Report the count of lines with "unsigned" in the data below, and no other words.

**Material provided**:
+ + + + + + +

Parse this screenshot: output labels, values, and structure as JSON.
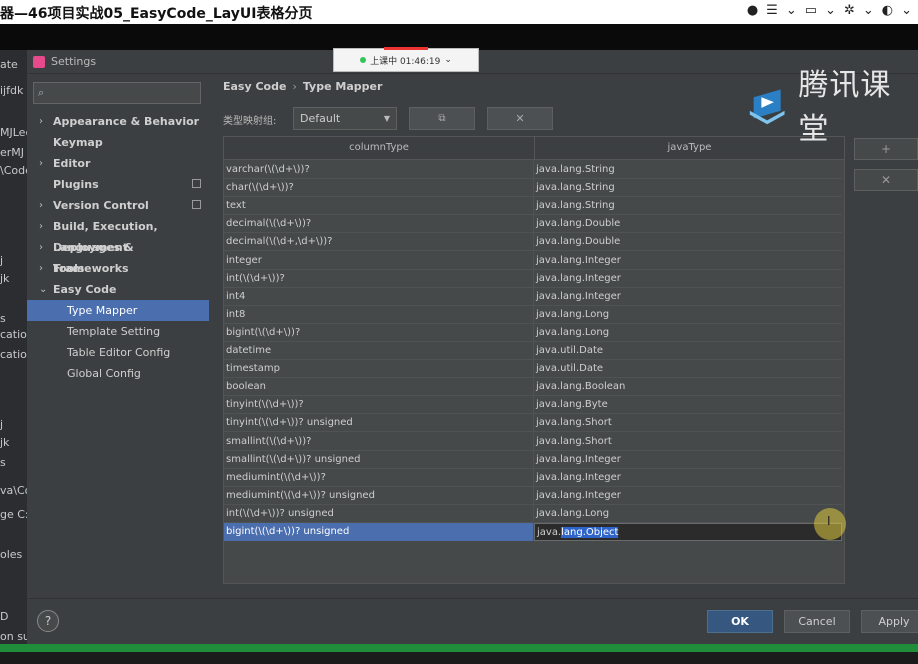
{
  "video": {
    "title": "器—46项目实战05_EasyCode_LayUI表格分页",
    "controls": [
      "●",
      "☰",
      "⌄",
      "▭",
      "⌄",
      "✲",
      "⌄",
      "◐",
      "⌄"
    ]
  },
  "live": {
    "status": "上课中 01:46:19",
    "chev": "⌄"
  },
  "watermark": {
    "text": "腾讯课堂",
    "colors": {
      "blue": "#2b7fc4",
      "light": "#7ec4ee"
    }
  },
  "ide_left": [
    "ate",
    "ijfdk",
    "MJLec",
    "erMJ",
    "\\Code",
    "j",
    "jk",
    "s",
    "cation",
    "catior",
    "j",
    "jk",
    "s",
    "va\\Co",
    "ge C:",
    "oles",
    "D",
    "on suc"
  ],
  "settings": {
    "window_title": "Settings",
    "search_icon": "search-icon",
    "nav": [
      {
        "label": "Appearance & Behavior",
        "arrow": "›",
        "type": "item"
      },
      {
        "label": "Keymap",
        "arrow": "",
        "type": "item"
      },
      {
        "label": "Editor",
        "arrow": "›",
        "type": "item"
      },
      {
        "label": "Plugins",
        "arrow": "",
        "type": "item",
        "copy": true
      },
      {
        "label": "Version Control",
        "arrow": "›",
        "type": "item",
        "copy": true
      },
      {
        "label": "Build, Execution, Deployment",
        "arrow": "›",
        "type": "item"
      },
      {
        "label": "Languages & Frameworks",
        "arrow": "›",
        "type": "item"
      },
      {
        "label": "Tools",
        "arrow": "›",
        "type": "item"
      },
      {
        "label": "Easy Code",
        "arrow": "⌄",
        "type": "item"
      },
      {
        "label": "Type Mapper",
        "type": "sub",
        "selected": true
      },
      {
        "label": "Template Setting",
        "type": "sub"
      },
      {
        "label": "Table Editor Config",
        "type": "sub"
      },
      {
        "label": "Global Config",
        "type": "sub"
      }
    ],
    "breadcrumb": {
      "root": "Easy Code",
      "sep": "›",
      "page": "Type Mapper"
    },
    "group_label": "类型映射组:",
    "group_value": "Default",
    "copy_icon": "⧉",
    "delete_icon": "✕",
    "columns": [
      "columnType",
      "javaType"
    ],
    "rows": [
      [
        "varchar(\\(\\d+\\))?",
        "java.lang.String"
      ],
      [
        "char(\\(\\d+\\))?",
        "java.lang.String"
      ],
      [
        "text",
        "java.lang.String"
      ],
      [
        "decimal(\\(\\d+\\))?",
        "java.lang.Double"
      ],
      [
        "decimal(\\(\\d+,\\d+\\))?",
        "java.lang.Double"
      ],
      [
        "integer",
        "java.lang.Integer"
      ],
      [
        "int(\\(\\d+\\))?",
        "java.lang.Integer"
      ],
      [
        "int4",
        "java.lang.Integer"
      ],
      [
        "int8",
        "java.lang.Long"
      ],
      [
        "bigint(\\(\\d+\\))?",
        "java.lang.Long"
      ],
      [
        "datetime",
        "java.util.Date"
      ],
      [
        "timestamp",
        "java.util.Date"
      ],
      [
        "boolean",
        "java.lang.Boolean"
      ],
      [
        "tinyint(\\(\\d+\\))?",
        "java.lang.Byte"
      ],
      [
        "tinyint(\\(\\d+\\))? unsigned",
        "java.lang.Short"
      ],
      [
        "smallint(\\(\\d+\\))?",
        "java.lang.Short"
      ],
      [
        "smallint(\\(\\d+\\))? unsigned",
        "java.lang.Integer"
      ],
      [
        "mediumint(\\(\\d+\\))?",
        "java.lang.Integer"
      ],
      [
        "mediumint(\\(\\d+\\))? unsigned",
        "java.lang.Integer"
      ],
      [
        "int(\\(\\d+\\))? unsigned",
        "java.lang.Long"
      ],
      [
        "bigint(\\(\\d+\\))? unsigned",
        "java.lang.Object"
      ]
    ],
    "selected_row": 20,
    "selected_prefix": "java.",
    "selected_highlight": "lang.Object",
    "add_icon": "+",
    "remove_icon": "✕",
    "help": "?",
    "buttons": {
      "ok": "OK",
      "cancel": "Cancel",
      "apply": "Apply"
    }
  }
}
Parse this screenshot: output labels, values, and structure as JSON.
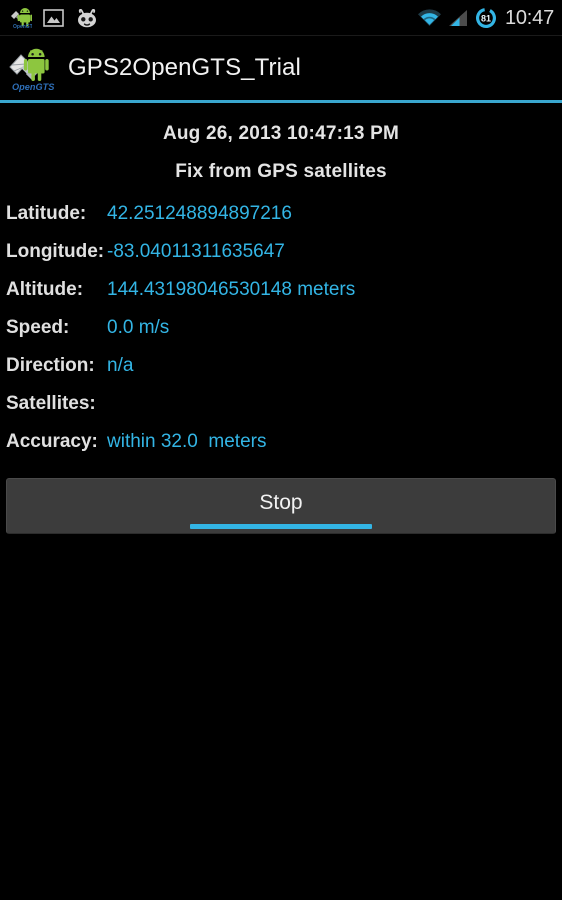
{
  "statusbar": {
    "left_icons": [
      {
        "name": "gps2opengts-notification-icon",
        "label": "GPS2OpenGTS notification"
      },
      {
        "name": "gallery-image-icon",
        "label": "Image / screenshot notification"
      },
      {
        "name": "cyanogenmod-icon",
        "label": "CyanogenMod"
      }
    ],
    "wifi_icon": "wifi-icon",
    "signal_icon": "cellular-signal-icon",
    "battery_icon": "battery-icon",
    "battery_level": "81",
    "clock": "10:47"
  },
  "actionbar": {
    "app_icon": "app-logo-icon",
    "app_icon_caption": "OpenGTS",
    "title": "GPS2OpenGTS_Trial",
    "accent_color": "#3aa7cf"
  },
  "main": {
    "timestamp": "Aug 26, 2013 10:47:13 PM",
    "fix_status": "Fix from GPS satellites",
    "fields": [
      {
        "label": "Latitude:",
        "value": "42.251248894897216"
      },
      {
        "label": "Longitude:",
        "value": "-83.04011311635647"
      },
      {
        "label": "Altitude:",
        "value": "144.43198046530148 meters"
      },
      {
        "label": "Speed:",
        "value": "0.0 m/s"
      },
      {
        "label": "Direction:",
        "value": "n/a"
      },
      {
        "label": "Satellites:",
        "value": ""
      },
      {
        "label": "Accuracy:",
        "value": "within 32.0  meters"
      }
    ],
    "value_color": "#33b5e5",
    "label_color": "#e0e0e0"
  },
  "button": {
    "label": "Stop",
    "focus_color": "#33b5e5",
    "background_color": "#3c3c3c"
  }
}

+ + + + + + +

**Response box**:
5